Sen. Charles Grassley, chairman of the Senate Finance Committee, predicted that House-Senate negotiators would work out an agreement on tax cut extenders well before Memorial Day.

House Republicans and the Bush administration say lower tax rates on capital gains and dividends that expire at the end of 2008 should be the priority.

But the Senate recently approved a statement urging its negotiators to make AMT the No. 1 priority because the income threshold for paying it dropped back to a lower level on Jan. 1 of this year.

"One's now and the other's later," said Sen. Max Baucus, D-Mont., explaining why AMT should be a priority.

What's irksome to some people who pay the AMT is that it wipes out juicy tax deductions and offsets the lower rates that have been advertised by the Bush administration and Congress.

"You feel that they've given you something and then taken it back," said Bruce Steiner, a tax and estate attorney who pays the AMT and calculates it for clients. "That's worse than not having given it in the first place."

Instead of paying a 15 percent tax rate on capital gains and dividends that's been ballyhooed by the administration, Steiner estimates the AMT pushes the effective tax rate to 22 percent for households earning between $150,000 and $382,000.

Steiner, 55, fits the profile of an AMT filer because he's a well-paid professional who claims what the IRS considers to be excessive deductions.

What gets him there? He's a New Jersey resident who pays state income taxes plus $13,000 a year in property taxes on his house in Springfield, and personal deductions for his wife and two dependent children.

New Jersey is the nation's No. 1 state for AMT payers, including retiree Robert Kelly of Oceanport.

Kelly, a 74-year-old former mid-level executive, estimates he had to pay an extra $5,000 in income taxes this year under AMT.

The major reason: He sold a large amount of stock that he accumulated over 32 years working at Johnson & Johnson to build a house.

Instead of paying a low tax rate on the capital gains from his stock sale, Kelly was hit with the AMT.

"All of a sudden, bingo," Kelly said. "Surprise."

AMT has become the bane of affluent families who don't consider themselves rich when compared with the very wealthy.
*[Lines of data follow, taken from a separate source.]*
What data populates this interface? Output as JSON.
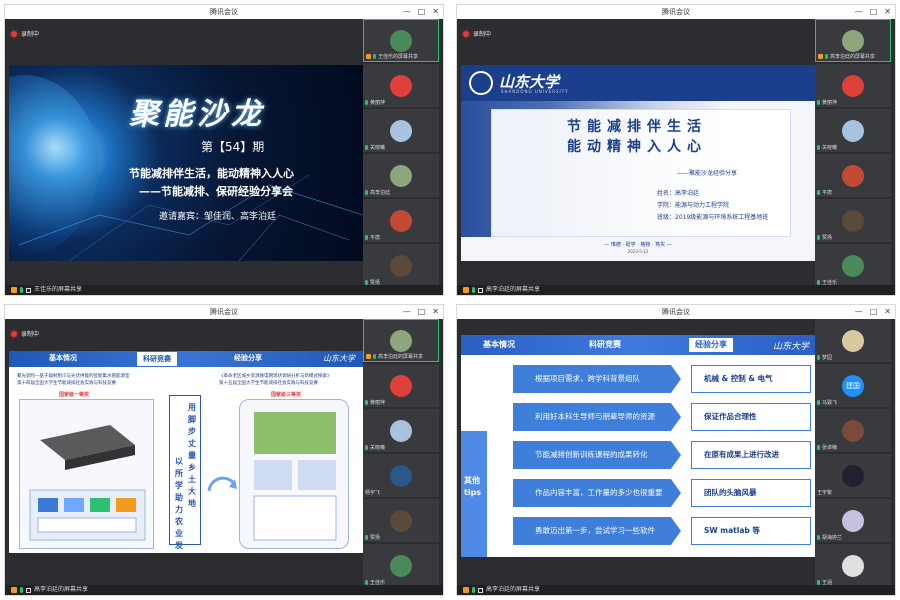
{
  "app_title": "腾讯会议",
  "window_controls": [
    "—",
    "□",
    "✕"
  ],
  "recording_label": "录制中",
  "windows": [
    {
      "share_label": "王佳乐的屏幕共享",
      "slide": {
        "big_title": "聚能沙龙",
        "issue": "第【54】期",
        "line1": "节能减排伴生活，能动精神入人心",
        "line2": "——节能减排、保研经验分享会",
        "guests": "邀请嘉宾：邹佳润、高李泊廷"
      },
      "participants": [
        {
          "name": "王佳乐的屏幕共享",
          "color": "#4a8a5a",
          "active": true
        },
        {
          "name": "黄丽萍",
          "color": "#e0403a"
        },
        {
          "name": "关晓曦",
          "color": "#a7c3e0"
        },
        {
          "name": "高李泊廷",
          "color": "#8fa57d"
        },
        {
          "name": "平唐",
          "color": "#c24a35"
        },
        {
          "name": "赞扬",
          "color": "#5a4a3a"
        }
      ]
    },
    {
      "share_label": "高李泊廷的屏幕共享",
      "slide": {
        "school": "山东大学",
        "school_en": "SHANDONG UNIVERSITY",
        "h1": "节能减排伴生活",
        "h2": "能动精神入人心",
        "sub": "——聚能沙龙经验分享",
        "name": "姓名：高李泊廷",
        "college": "学院：能源与动力工程学院",
        "klass": "班级：2019级能源与环境系统工程基地班",
        "footer": "— 惟德 · 砥学 · 格物 · 笃实 —",
        "date": "2023-5-12"
      },
      "participants": [
        {
          "name": "高李泊廷的屏幕共享",
          "color": "#8fa57d",
          "active": true
        },
        {
          "name": "黄丽萍",
          "color": "#e0403a"
        },
        {
          "name": "关晓曦",
          "color": "#a7c3e0"
        },
        {
          "name": "平唐",
          "color": "#c24a35"
        },
        {
          "name": "赞扬",
          "color": "#5a4a3a"
        },
        {
          "name": "王佳乐",
          "color": "#4a8a5a"
        }
      ]
    },
    {
      "share_label": "高李泊廷的屏幕共享",
      "slide": {
        "tabs": [
          "基本情况",
          "科研竞赛",
          "经验分享"
        ],
        "left_caption": "聚光调热—基于辐射制冷与光伏供能的智能集水管能源室\n第十四届全国大学生节能减排社会实践与科技竞赛",
        "left_award": "国家级一等奖",
        "right_caption": "《革命老区城乡资源微电网现状调研分析与新模式探索》\n第十五届全国大学生节能减排社会实践与科技竞赛",
        "right_award": "国家级三等奖",
        "vertical_left": "以所学助力农业发展",
        "vertical_right": "用脚步丈量乡土大地"
      },
      "participants": [
        {
          "name": "高李泊廷的屏幕共享",
          "color": "#8fa57d",
          "active": true
        },
        {
          "name": "黄丽萍",
          "color": "#e0403a"
        },
        {
          "name": "关晓曦",
          "color": "#a7c3e0"
        },
        {
          "name": "杨宇飞",
          "color": "#2a5a8a"
        },
        {
          "name": "赞扬",
          "color": "#5a4a3a"
        },
        {
          "name": "王佳乐",
          "color": "#4a8a5a"
        }
      ]
    },
    {
      "share_label": "高李泊廷的屏幕共享",
      "slide": {
        "tabs": [
          "基本情况",
          "科研竞赛",
          "经验分享"
        ],
        "side_label": "其他tips",
        "rows": [
          {
            "left": "根据项目需求，跨学科背景组队",
            "right": "机械 & 控制 & 电气"
          },
          {
            "left": "利用好本科生导师与朋辈导师的资源",
            "right": "保证作品合理性"
          },
          {
            "left": "节能减排创新训练课程的成果转化",
            "right": "在原有成果上进行改进"
          },
          {
            "left": "作品内容丰富，工作量的多少也很重要",
            "right": "团队的头脑风暴"
          },
          {
            "left": "勇敢迈出第一步，尝试学习一些软件",
            "right": "SW matlab 等"
          }
        ]
      },
      "participants": [
        {
          "name": "梦园",
          "color": "#d8c9a0"
        },
        {
          "name": "马骏飞",
          "color": "#1e90ff",
          "text": "建国"
        },
        {
          "name": "张卓楠",
          "color": "#7a4a3a"
        },
        {
          "name": "王宇繁",
          "color": "#202030"
        },
        {
          "name": "胡海婷兰",
          "color": "#c8c0e0"
        },
        {
          "name": "王涵",
          "color": "#e0e0e0"
        }
      ]
    }
  ]
}
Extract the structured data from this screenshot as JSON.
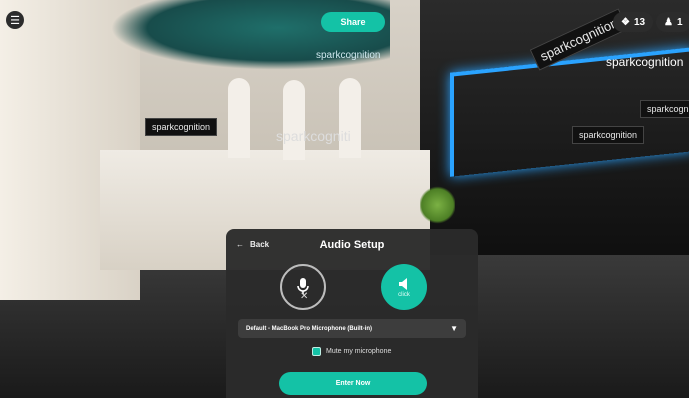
{
  "topbar": {
    "menu_icon": "hamburger-icon",
    "share_label": "Share",
    "visitors_icon": "nodes-icon",
    "visitors_count": "13",
    "users_icon": "people-icon",
    "users_count": "1"
  },
  "scene": {
    "signs": [
      "sparkcognition",
      "sparkcogniti",
      "sparkcognition",
      "sparkcognition",
      "sparkcognition",
      "sparkcognition",
      "sparkcognition"
    ]
  },
  "audio_setup": {
    "back_label": "Back",
    "title": "Audio Setup",
    "microphone_icon": "microphone-muted-icon",
    "speaker_icon": "speaker-icon",
    "speaker_hint": "click",
    "device_selected": "Default - MacBook Pro Microphone (Built-in)",
    "mute_label": "Mute my microphone",
    "mute_checked": true,
    "enter_label": "Enter Now"
  },
  "colors": {
    "accent": "#14c2a6",
    "panel_bg": "#2b2b2b"
  }
}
Among households with incomes between $200,000 and $500,000, about 54 percent pay the AMT, according to Leonard Burman, co-director of the Tax Policy Center. But among America's wealthiest households with incomes more than $1 million, only 25 percent pay the AMT.

Some liberals who opposed the Bush tax cuts have little or no sympathy for AMT payers.
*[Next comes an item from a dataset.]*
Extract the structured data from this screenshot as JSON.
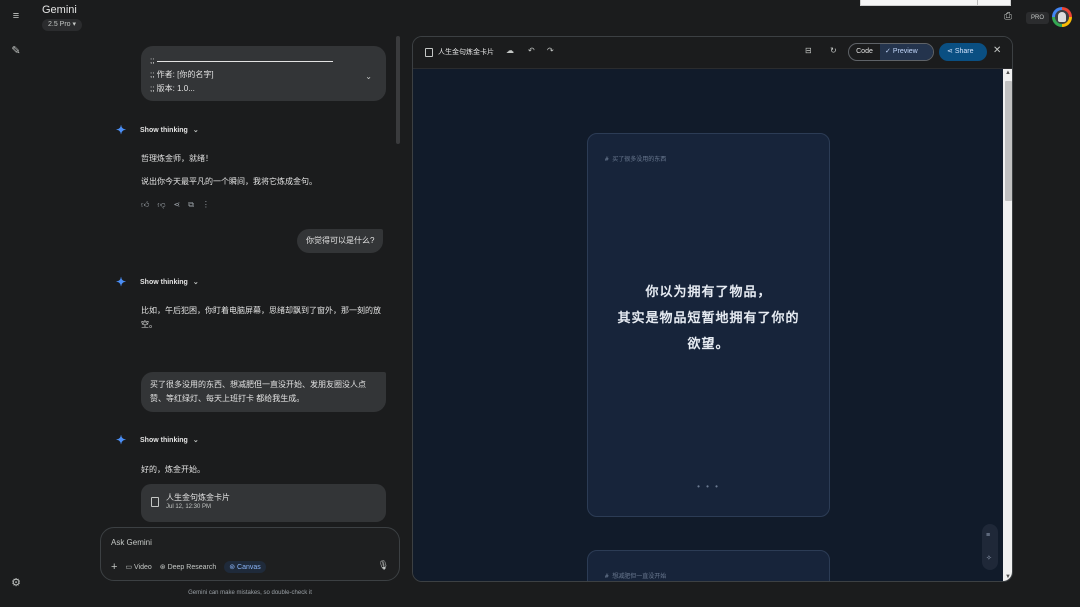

"My advice is to live a long and happy life and stop complaining," said Bob McIntyre, director of Citizens for Tax Justice, a nonprofit group that advocates a progressive tax state. "Lower rates on capital gains and dividends are for the really rich, and AMT relief is for the near rich."

• • •

AMT repeal costly

A complete repeal of the alternative minimum tax would reduce federal revenue by $1 trillion from 2006 to 2015, according to the Congressional Research Service.

A presidential commission on tax reform suggested last year that the AMT could be eliminated if caps were placed on the mortgage interest deduction for homeowners and on employer-provided health insurance premiums.

But the Bush administration has not endorsed those controversial recommendations.

Learn more:

www.ctj.org/pdf/amtst0306.pdf, Who Pays the Individual AMT: State-by-state estimates for 2006, Citizens for Tax Justice

www.opencrs.com/document/RS21817, The Alternative Minimum Tax (AMT): Income Entry Points and ”Take Back’ Effects,“ Congressional Research Service

www.opencrs.com/document/RS22083, Alternative Minimum Taxpayers by State, Congressional Research Service

http://opencrs.cdt.org/rpts/RS22200_20050719.pdf, Potential Distributional Effects of the Alternative Minimum Tax, Congressional Research Service

www.ctj.org/pdf/cg1105.pdf, Impact of Extending Capital Gains and Dividends Tax Cuts by State, Citizens for Tax Justice